**Required action**
In the data that follows, count the lines where "value" appears, and write only the number.

[Dataset rows for apps and sites]
########################################

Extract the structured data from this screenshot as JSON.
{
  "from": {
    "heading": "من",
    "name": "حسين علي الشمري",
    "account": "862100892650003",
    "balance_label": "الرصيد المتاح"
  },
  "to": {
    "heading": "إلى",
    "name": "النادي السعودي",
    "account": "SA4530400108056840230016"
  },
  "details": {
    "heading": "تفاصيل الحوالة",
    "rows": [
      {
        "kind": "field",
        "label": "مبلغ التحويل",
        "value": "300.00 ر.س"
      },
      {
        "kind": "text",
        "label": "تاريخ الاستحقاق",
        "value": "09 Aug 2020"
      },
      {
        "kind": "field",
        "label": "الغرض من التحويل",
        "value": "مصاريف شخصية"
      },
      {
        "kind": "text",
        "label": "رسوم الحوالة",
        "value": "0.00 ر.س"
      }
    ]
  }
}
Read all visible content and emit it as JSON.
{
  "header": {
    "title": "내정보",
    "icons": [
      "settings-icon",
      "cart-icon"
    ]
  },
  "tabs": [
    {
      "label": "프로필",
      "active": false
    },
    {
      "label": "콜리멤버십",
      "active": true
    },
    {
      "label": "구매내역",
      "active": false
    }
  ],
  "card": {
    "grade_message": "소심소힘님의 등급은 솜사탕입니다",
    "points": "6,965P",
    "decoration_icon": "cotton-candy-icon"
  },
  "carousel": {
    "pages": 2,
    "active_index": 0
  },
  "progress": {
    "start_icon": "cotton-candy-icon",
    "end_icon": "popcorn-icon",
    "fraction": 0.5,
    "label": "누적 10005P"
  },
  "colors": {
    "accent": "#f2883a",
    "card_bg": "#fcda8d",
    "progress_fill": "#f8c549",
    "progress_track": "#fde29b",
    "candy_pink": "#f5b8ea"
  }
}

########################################

**Exercise answer**
4